It was unusually cold everywhere I went. In New Orleans, walking just three blocks to a restaurant in the French Quarter, I wondered how the homeless people I saw would make it through the night. In Scottsdale, it was 25 degrees below average and the blooming flowers were covered with sheets to protect them from the desert cold.
The Phoenix Open, part of the reason I was in Arizona, started four hours late due to a frost delay. Since cell phones aren’t allowed into the tournament area, delays of that magnitude can cause massive traffic delays. No one can coordinate their transportation changes without their phone. How dependent we have become.
My flight returning from Phoenix to Panama City was canceled in Atlanta after the plane was already fully loaded.

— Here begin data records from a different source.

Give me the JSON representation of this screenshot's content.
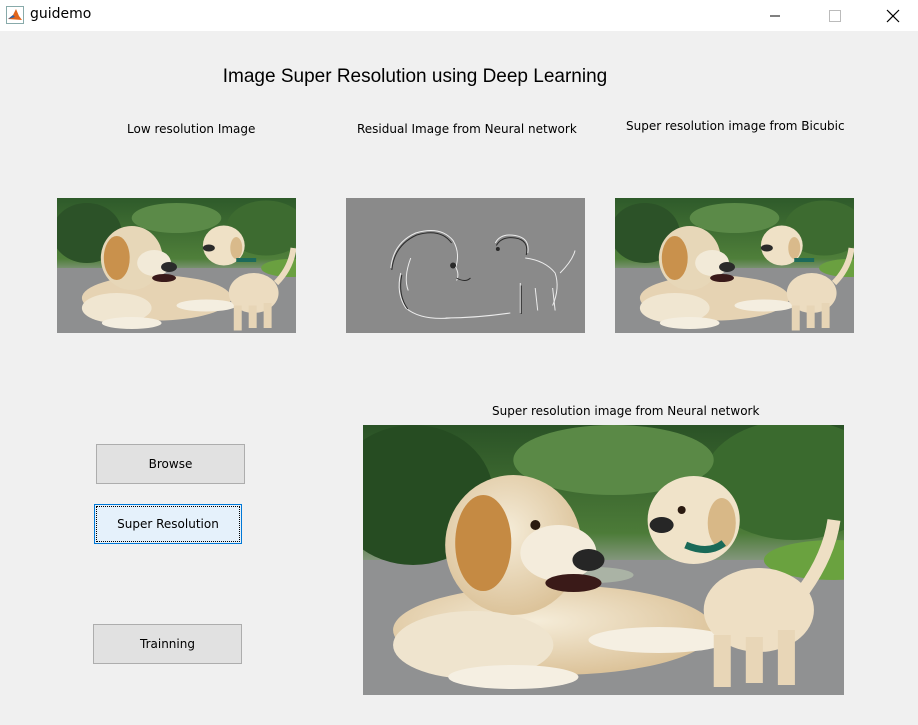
{
  "window": {
    "title": "guidemo"
  },
  "heading": "Image Super Resolution using Deep Learning",
  "panels": {
    "low_res_label": "Low resolution Image",
    "residual_label": "Residual Image from  Neural network",
    "bicubic_label": "Super resolution image from Bicubic",
    "neural_label": "Super resolution image from Neural network"
  },
  "buttons": {
    "browse": "Browse",
    "super_resolution": "Super Resolution",
    "training": "Trainning"
  },
  "colors": {
    "accent": "#0078d7",
    "window_bg": "#f0f0f0",
    "button_bg": "#e1e1e1"
  }
}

Desperate to get to Seaside for a family gathering, I rented a car one way. Hertz should be ashamed that the charge of a car was significantly more than the plane ticket. I guess they had me where they wanted me.
However, no matter the troubles and aggravation of this particular trip, I was rewarded over and over by a beautiful sunrise. Granted, part of the reason I was up so early was the time changes and meetings, but it was still grand. It was somehow comforting to me that though I was alone and far away from home that same sun was following me around. It lends consistency to our everyday life.
When my girls’ were small we watched the movie, “Annie,” often enough that I pretty much memorized the songs, including my favorite: “The Sun will Come Up, Tomorrow.” No matter how lousy the weather or how difficult the trip, the sun does indeed manage to come up tomorrow.
Sometimes our family provides that same kind of consistency in our lives. We were in Seaside to celebrate the 30th birthday of my oldest daughter, Catherine. Though I had to drive 300 miles in heavy rain in an overpriced rental car, it was a grand occasion.
The house we rented seemed like it was built with our extended family in mind. Though it was cold and raining the first day, there was enough room for the children to play. There was a television in every room, with books and games everywhere. Despite the cold and windy weather, the house was toasty with the warmth of the family gathered inside.
Henry chased seagulls on the beach until a wave finally caught him. This being his first trip to the beach, he was blown away by the surf and the dunes. Laura also enjoyed the sand for the first time, though she was dressed up more like an Eskimo to combat the cold.
We took a limousine to Destin where the grandchildren were real troopers enduring a two-hour dinner in a stuffy steakhouse. Of course, the rest of us were thoroughly enjoying ourselves.
Finally, on Sunday morning, the sun came up again. The many colors of the cottages in Seaside were awash with the light of the morning. A breakfast at the Donut Hole was a great ending to a great weekend.
Driving home I was thinking that in many ways our family is similar to the sun. Like the sun, our family is a constant in our lives. No matter where I am, I seem to know that my children are there with me.
Thirty years ago, Catherine brought a light into our lives. Less than two years later, her sister, Elizabeth, brightened that light even more. Since then, they have been the sun around which our family’s universe revolved. They have given me comfort when I am alone and a sense of being when I am away.
Their husbands and then their children have expanded that joy. I know that even though I celebrate their birthdays, it is I that received the gift.
I look at the stars to occasionally remember my father. I look at the sun to know that I have a home and that someone I love is there seeing the same sunrise waiting for me.
I look in my heart to feel the warmth and joy of my two children, knowing that we are a part of each other. I can hear their young voices from a generation ago reminding me that no matter where we are or what we are doing that indeed, “The Sun will Come Up, Tomorrow.”
Happy Birthday, Catherine. I Love You, Daddy.